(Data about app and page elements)
━━━━━━━━━━━━━━━━━━━━━━━━━━━━━━
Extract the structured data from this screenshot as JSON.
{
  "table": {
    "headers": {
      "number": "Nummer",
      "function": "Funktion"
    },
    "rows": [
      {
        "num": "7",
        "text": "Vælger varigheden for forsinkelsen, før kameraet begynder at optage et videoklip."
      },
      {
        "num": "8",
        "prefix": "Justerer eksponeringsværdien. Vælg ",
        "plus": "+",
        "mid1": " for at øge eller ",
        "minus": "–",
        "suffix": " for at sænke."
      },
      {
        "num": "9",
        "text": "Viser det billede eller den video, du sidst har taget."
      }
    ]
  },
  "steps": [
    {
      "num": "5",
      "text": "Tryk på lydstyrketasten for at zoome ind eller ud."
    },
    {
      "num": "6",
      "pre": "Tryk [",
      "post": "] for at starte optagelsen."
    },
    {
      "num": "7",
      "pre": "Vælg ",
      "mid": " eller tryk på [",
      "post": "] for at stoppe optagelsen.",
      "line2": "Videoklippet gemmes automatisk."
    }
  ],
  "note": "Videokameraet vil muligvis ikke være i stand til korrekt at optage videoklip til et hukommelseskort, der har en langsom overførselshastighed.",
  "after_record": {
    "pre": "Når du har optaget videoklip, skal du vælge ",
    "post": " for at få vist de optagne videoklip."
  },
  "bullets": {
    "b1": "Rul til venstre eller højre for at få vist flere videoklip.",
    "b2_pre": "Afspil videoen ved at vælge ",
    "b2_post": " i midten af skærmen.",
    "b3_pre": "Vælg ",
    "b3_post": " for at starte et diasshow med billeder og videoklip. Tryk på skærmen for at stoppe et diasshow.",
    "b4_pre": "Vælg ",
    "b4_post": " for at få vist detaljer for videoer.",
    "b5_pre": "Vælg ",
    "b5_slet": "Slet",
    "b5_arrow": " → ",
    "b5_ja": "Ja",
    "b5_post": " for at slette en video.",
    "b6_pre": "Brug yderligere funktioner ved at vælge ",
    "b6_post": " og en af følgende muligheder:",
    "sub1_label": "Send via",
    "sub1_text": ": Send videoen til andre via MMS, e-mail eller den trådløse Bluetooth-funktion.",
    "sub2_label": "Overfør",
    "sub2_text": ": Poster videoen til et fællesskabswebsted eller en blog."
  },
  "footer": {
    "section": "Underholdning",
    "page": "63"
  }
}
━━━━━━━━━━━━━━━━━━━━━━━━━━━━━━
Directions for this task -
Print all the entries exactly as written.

Output below -
Extract the structured data from this screenshot as JSON.
{
  "table": {
    "headers": {
      "number": "Nummer",
      "function": "Funktion"
    },
    "rows": [
      {
        "num": "7",
        "text": "Vælger varigheden for forsinkelsen, før kameraet begynder at optage et videoklip."
      },
      {
        "num": "8",
        "prefix": "Justerer eksponeringsværdien. Vælg ",
        "plus": "+",
        "mid1": " for at øge eller ",
        "minus": "–",
        "suffix": " for at sænke."
      },
      {
        "num": "9",
        "text": "Viser det billede eller den video, du sidst har taget."
      }
    ]
  },
  "steps": [
    {
      "num": "5",
      "text": "Tryk på lydstyrketasten for at zoome ind eller ud."
    },
    {
      "num": "6",
      "pre": "Tryk [",
      "post": "] for at starte optagelsen."
    },
    {
      "num": "7",
      "pre": "Vælg ",
      "mid": " eller tryk på [",
      "post": "] for at stoppe optagelsen.",
      "line2": "Videoklippet gemmes automatisk."
    }
  ],
  "note": "Videokameraet vil muligvis ikke være i stand til korrekt at optage videoklip til et hukommelseskort, der har en langsom overførselshastighed.",
  "after_record": {
    "pre": "Når du har optaget videoklip, skal du vælge ",
    "post": " for at få vist de optagne videoklip."
  },
  "bullets": {
    "b1": "Rul til venstre eller højre for at få vist flere videoklip.",
    "b2_pre": "Afspil videoen ved at vælge ",
    "b2_post": " i midten af skærmen.",
    "b3_pre": "Vælg ",
    "b3_post": " for at starte et diasshow med billeder og videoklip. Tryk på skærmen for at stoppe et diasshow.",
    "b4_pre": "Vælg ",
    "b4_post": " for at få vist detaljer for videoer.",
    "b5_pre": "Vælg ",
    "b5_slet": "Slet",
    "b5_arrow": " → ",
    "b5_ja": "Ja",
    "b5_post": " for at slette en video.",
    "b6_pre": "Brug yderligere funktioner ved at vælge ",
    "b6_post": " og en af følgende muligheder:",
    "sub1_label": "Send via",
    "sub1_text": ": Send videoen til andre via MMS, e-mail eller den trådløse Bluetooth-funktion.",
    "sub2_label": "Overfør",
    "sub2_text": ": Poster videoen til et fællesskabswebsted eller en blog."
  },
  "footer": {
    "section": "Underholdning",
    "page": "63"
  }
}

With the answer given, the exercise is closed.